65% of registered voters nationally believe President Obama will have more of an influence over the direction of the nation in the next two years than the Republicans in Congress.  However, about one in four — 26% — thinks the Republicans in Congress will hold sway while 3% report both will have an equal amount of influence.  Six percent are unsure.

77% of Democrats and 61% of independents believe the president will have more input.  Even a majority of Republicans — 56% — say the same.

Do Americans believe the nation is moving in the right or wrong direction?  Well, it depends.  Overall, a majority — 55% — thinks the nation is on the wrong path while 40% say it is on the right one.  Five percent are unsure.  This is little changed from McClatchy-Marist’s March survey when 53% said the country was off course.  43%, then, thought the nation was on the right track, and 4% were unsure.  But, in the current survey, 70% of Democrats are positive about the country’s trajectory compared with only 9% of Republicans and 35% of independents who share this view.

Table: Whether President Obama or the Republicans in Congress Will Have More Influence in the Next Two Years

Table: Right or Wrong Direction of the Country

Table: Right or Wrong Direction of the Country (Over Time)

Political Environment Conducive to Compromise?

When it comes to the degree of compromise voters expect from the president and the Republicans in Congress over the next four years, 45% think it will be about the same as it has been.  35% believe they will compromise more while 17% say they will be less willing to bend.  Two percent are unsure.

While 54% of Democrats report there will be greater compromise, Republicans and independent voters are not as optimistic.  Half of Republicans — 50% — and 51% of independents say the amount of compromise will change little from the first term.

Table: Amount of Compromise Over the Next Four Years

Both Democrats and Republicans Go Too Far, Say Pluralities…Congressional Approval Ratings Low

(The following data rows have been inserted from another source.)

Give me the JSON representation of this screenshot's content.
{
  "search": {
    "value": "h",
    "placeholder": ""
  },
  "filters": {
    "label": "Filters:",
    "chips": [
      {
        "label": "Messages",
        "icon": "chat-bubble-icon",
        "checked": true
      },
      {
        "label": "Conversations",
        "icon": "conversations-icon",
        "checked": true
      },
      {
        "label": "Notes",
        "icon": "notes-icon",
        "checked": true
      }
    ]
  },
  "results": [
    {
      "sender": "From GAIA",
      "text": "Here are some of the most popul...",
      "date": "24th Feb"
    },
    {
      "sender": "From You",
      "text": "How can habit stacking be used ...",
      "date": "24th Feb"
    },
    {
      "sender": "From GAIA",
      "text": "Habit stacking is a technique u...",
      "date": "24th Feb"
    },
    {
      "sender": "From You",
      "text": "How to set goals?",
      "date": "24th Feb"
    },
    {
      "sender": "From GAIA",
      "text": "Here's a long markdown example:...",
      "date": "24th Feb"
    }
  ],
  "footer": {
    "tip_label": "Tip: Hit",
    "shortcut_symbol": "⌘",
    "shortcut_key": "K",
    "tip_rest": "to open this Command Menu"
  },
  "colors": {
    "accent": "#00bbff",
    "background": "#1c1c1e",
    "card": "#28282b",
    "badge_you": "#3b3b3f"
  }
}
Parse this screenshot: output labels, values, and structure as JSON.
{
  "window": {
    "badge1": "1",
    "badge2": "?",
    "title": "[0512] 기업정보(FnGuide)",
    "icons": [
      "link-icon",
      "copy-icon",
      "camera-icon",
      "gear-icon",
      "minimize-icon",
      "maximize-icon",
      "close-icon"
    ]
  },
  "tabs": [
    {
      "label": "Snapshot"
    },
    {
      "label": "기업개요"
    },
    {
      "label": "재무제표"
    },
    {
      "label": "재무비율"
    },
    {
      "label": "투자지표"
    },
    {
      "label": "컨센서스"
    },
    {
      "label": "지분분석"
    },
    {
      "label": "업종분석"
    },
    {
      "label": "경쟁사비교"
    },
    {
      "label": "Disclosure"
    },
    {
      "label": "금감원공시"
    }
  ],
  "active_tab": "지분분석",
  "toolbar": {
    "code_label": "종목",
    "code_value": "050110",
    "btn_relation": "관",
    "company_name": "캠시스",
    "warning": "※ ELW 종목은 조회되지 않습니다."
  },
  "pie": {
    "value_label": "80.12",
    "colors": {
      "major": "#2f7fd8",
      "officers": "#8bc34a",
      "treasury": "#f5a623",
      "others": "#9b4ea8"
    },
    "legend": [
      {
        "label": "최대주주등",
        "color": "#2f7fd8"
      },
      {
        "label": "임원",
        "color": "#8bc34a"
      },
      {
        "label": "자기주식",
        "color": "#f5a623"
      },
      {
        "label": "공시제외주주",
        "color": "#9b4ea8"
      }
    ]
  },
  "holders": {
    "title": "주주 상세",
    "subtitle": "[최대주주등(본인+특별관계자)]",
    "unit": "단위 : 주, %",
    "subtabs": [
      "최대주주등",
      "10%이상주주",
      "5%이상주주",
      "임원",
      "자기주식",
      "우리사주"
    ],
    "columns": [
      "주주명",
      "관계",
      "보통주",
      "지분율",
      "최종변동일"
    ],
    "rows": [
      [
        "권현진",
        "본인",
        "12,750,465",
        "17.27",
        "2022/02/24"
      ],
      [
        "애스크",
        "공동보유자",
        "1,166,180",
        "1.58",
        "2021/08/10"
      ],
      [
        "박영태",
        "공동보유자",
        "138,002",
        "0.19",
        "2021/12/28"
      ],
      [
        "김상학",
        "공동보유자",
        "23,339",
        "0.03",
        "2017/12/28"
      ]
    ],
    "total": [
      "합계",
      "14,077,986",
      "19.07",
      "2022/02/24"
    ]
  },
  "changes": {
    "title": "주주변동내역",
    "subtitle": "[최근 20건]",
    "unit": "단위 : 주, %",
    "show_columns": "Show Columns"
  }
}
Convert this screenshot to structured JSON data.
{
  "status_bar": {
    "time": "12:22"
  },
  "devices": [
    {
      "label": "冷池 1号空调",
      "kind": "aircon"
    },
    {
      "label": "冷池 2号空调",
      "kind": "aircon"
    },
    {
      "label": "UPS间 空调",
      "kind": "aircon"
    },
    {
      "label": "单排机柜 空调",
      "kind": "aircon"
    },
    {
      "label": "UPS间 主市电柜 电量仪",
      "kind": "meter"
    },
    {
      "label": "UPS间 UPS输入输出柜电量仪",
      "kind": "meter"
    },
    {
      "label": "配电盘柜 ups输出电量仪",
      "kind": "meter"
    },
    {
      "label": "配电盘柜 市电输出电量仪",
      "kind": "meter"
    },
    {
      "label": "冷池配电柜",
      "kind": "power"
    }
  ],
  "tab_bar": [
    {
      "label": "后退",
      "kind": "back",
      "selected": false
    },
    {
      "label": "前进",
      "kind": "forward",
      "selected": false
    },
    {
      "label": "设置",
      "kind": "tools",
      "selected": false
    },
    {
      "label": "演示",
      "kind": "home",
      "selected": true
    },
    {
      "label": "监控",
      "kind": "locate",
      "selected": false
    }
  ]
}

46% of registered voters nationally believe the Republican Party is too conservative.  32% believe it’s ideologically about right while 15% say it is too liberal.  Seven percent are unsure.

When it comes to the Democratic Party, 47% of voters believe it is too liberal.  41% say the party’s ideology is about right, 8% think they are too conservative.  Five percent are unsure.

Voters remain dissatisfied with the job performance of the Republicans in Congress.  67% disapprove of how they are doing while 26% approve.  Seven percent are unsure.  When McClatchy-Marist last reported this question in March of 2012, 62% thought the job performance of the GOP in Congress was subpar while 31% approved of their performance.  Eight percent were unsure.

Looking at the Democrats in Congress, 58% say the job they are doing currently falls short.  35% approve of how they are doing, and 7% are unsure.  Six months ago, 59% gave the Democrats in Congress low marks while 34% approved of their job performance.  Seven percent, then, were unsure.

Table: Republican Party Ideology

Table: Democratic Party Ideology

Table: Congressional Republicans’ Approval Rating

Table: Congressional Republicans’ Approval Rating (Over Time)










Table: Congressional Democrats’ Approval Rating

Table: Congressional Democrats’ Approval Rating (Over Time)



How the Survey Was Conducted

Nature of the Sample